▶ **Work item**
Every entry below must be repeated exactly; skip the pictures.

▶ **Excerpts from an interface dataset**

^^^^

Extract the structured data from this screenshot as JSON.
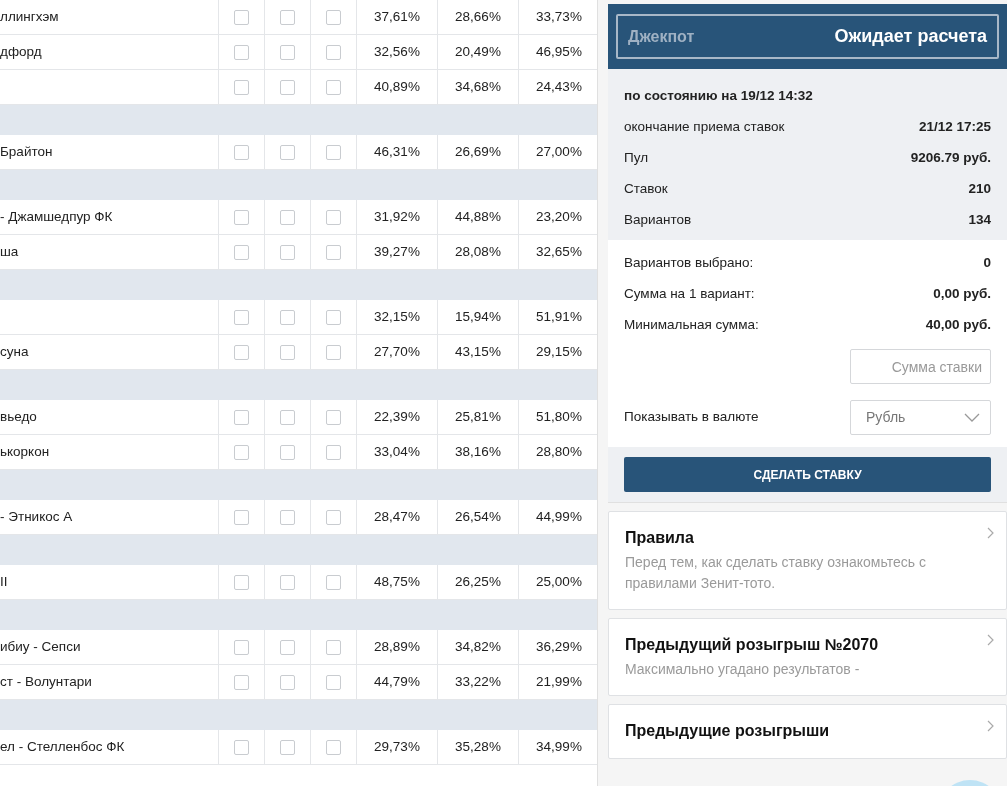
{
  "table": {
    "rows": [
      {
        "kind": "match",
        "name": "ллингхэм",
        "picks": [
          false,
          false,
          false
        ],
        "odds": [
          "37,61%",
          "28,66%",
          "33,73%"
        ]
      },
      {
        "kind": "match",
        "name": "дфорд",
        "picks": [
          false,
          false,
          false
        ],
        "odds": [
          "32,56%",
          "20,49%",
          "46,95%"
        ]
      },
      {
        "kind": "match",
        "picks": [
          false,
          false,
          false
        ],
        "odds": [
          "40,89%",
          "34,68%",
          "24,43%"
        ]
      },
      {
        "kind": "separator"
      },
      {
        "kind": "match",
        "name": "Брайтон",
        "picks": [
          false,
          false,
          false
        ],
        "odds": [
          "46,31%",
          "26,69%",
          "27,00%"
        ]
      },
      {
        "kind": "separator"
      },
      {
        "kind": "match",
        "name": "- Джамшедпур ФК",
        "picks": [
          false,
          false,
          false
        ],
        "odds": [
          "31,92%",
          "44,88%",
          "23,20%"
        ]
      },
      {
        "kind": "match",
        "name": "ша",
        "picks": [
          false,
          false,
          false
        ],
        "odds": [
          "39,27%",
          "28,08%",
          "32,65%"
        ]
      },
      {
        "kind": "separator"
      },
      {
        "kind": "match",
        "picks": [
          false,
          false,
          false
        ],
        "odds": [
          "32,15%",
          "15,94%",
          "51,91%"
        ]
      },
      {
        "kind": "match",
        "name": "суна",
        "picks": [
          false,
          false,
          false
        ],
        "odds": [
          "27,70%",
          "43,15%",
          "29,15%"
        ]
      },
      {
        "kind": "separator"
      },
      {
        "kind": "match",
        "name": "вьедо",
        "picks": [
          false,
          false,
          false
        ],
        "odds": [
          "22,39%",
          "25,81%",
          "51,80%"
        ]
      },
      {
        "kind": "match",
        "name": "ькоркон",
        "picks": [
          false,
          false,
          false
        ],
        "odds": [
          "33,04%",
          "38,16%",
          "28,80%"
        ]
      },
      {
        "kind": "separator"
      },
      {
        "kind": "match",
        "name": "- Этникос А",
        "picks": [
          false,
          false,
          false
        ],
        "odds": [
          "28,47%",
          "26,54%",
          "44,99%"
        ]
      },
      {
        "kind": "separator"
      },
      {
        "kind": "match",
        "name": "II",
        "picks": [
          false,
          false,
          false
        ],
        "odds": [
          "48,75%",
          "26,25%",
          "25,00%"
        ]
      },
      {
        "kind": "separator"
      },
      {
        "kind": "match",
        "name": "ибиу - Сепси",
        "picks": [
          false,
          false,
          false
        ],
        "odds": [
          "28,89%",
          "34,82%",
          "36,29%"
        ]
      },
      {
        "kind": "match",
        "name": "ст - Волунтари",
        "picks": [
          false,
          false,
          false
        ],
        "odds": [
          "44,79%",
          "33,22%",
          "21,99%"
        ]
      },
      {
        "kind": "separator"
      },
      {
        "kind": "match",
        "name": "ел - Стелленбос ФК",
        "picks": [
          false,
          false,
          false
        ],
        "odds": [
          "29,73%",
          "35,28%",
          "34,99%"
        ]
      }
    ]
  },
  "jackpot": {
    "label": "Джекпот",
    "status": "Ожидает расчета"
  },
  "info": {
    "as_of": "по состоянию на 19/12 14:32",
    "rows": [
      {
        "label": "окончание приема ставок",
        "value": "21/12 17:25"
      },
      {
        "label": "Пул",
        "value": "9206.79 руб."
      },
      {
        "label": "Ставок",
        "value": "210"
      },
      {
        "label": "Вариантов",
        "value": "134"
      }
    ]
  },
  "bet": {
    "rows": [
      {
        "label": "Вариантов выбрано:",
        "value": "0"
      },
      {
        "label": "Сумма на 1 вариант:",
        "value": "0,00 руб."
      },
      {
        "label": "Минимальная сумма:",
        "value": "40,00 руб."
      }
    ],
    "amount_placeholder": "Сумма ставки",
    "currency_label": "Показывать в валюте",
    "currency": "Рубль",
    "button": "СДЕЛАТЬ СТАВКУ"
  },
  "links": [
    {
      "title": "Правила",
      "text": "Перед тем, как сделать ставку ознакомьтесь с правилами Зенит-тото."
    },
    {
      "title": "Предыдущий розыгрыш №2070",
      "text": "Максимально угадано результатов -"
    },
    {
      "title": "Предыдущие розыгрыши"
    }
  ]
}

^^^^

▶ **Task response**
Extract the structured data from this screenshot as JSON.
{
  "table": {
    "rows": [
      {
        "kind": "match",
        "name": "ллингхэм",
        "picks": [
          false,
          false,
          false
        ],
        "odds": [
          "37,61%",
          "28,66%",
          "33,73%"
        ]
      },
      {
        "kind": "match",
        "name": "дфорд",
        "picks": [
          false,
          false,
          false
        ],
        "odds": [
          "32,56%",
          "20,49%",
          "46,95%"
        ]
      },
      {
        "kind": "match",
        "picks": [
          false,
          false,
          false
        ],
        "odds": [
          "40,89%",
          "34,68%",
          "24,43%"
        ]
      },
      {
        "kind": "separator"
      },
      {
        "kind": "match",
        "name": "Брайтон",
        "picks": [
          false,
          false,
          false
        ],
        "odds": [
          "46,31%",
          "26,69%",
          "27,00%"
        ]
      },
      {
        "kind": "separator"
      },
      {
        "kind": "match",
        "name": "- Джамшедпур ФК",
        "picks": [
          false,
          false,
          false
        ],
        "odds": [
          "31,92%",
          "44,88%",
          "23,20%"
        ]
      },
      {
        "kind": "match",
        "name": "ша",
        "picks": [
          false,
          false,
          false
        ],
        "odds": [
          "39,27%",
          "28,08%",
          "32,65%"
        ]
      },
      {
        "kind": "separator"
      },
      {
        "kind": "match",
        "picks": [
          false,
          false,
          false
        ],
        "odds": [
          "32,15%",
          "15,94%",
          "51,91%"
        ]
      },
      {
        "kind": "match",
        "name": "суна",
        "picks": [
          false,
          false,
          false
        ],
        "odds": [
          "27,70%",
          "43,15%",
          "29,15%"
        ]
      },
      {
        "kind": "separator"
      },
      {
        "kind": "match",
        "name": "вьедо",
        "picks": [
          false,
          false,
          false
        ],
        "odds": [
          "22,39%",
          "25,81%",
          "51,80%"
        ]
      },
      {
        "kind": "match",
        "name": "ькоркон",
        "picks": [
          false,
          false,
          false
        ],
        "odds": [
          "33,04%",
          "38,16%",
          "28,80%"
        ]
      },
      {
        "kind": "separator"
      },
      {
        "kind": "match",
        "name": "- Этникос А",
        "picks": [
          false,
          false,
          false
        ],
        "odds": [
          "28,47%",
          "26,54%",
          "44,99%"
        ]
      },
      {
        "kind": "separator"
      },
      {
        "kind": "match",
        "name": "II",
        "picks": [
          false,
          false,
          false
        ],
        "odds": [
          "48,75%",
          "26,25%",
          "25,00%"
        ]
      },
      {
        "kind": "separator"
      },
      {
        "kind": "match",
        "name": "ибиу - Сепси",
        "picks": [
          false,
          false,
          false
        ],
        "odds": [
          "28,89%",
          "34,82%",
          "36,29%"
        ]
      },
      {
        "kind": "match",
        "name": "ст - Волунтари",
        "picks": [
          false,
          false,
          false
        ],
        "odds": [
          "44,79%",
          "33,22%",
          "21,99%"
        ]
      },
      {
        "kind": "separator"
      },
      {
        "kind": "match",
        "name": "ел - Стелленбос ФК",
        "picks": [
          false,
          false,
          false
        ],
        "odds": [
          "29,73%",
          "35,28%",
          "34,99%"
        ]
      }
    ]
  },
  "jackpot": {
    "label": "Джекпот",
    "status": "Ожидает расчета"
  },
  "info": {
    "as_of": "по состоянию на 19/12 14:32",
    "rows": [
      {
        "label": "окончание приема ставок",
        "value": "21/12 17:25"
      },
      {
        "label": "Пул",
        "value": "9206.79 руб."
      },
      {
        "label": "Ставок",
        "value": "210"
      },
      {
        "label": "Вариантов",
        "value": "134"
      }
    ]
  },
  "bet": {
    "rows": [
      {
        "label": "Вариантов выбрано:",
        "value": "0"
      },
      {
        "label": "Сумма на 1 вариант:",
        "value": "0,00 руб."
      },
      {
        "label": "Минимальная сумма:",
        "value": "40,00 руб."
      }
    ],
    "amount_placeholder": "Сумма ставки",
    "currency_label": "Показывать в валюте",
    "currency": "Рубль",
    "button": "СДЕЛАТЬ СТАВКУ"
  },
  "links": [
    {
      "title": "Правила",
      "text": "Перед тем, как сделать ставку ознакомьтесь с правилами Зенит-тото."
    },
    {
      "title": "Предыдущий розыгрыш №2070",
      "text": "Максимально угадано результатов -"
    },
    {
      "title": "Предыдущие розыгрыши"
    }
  ]
}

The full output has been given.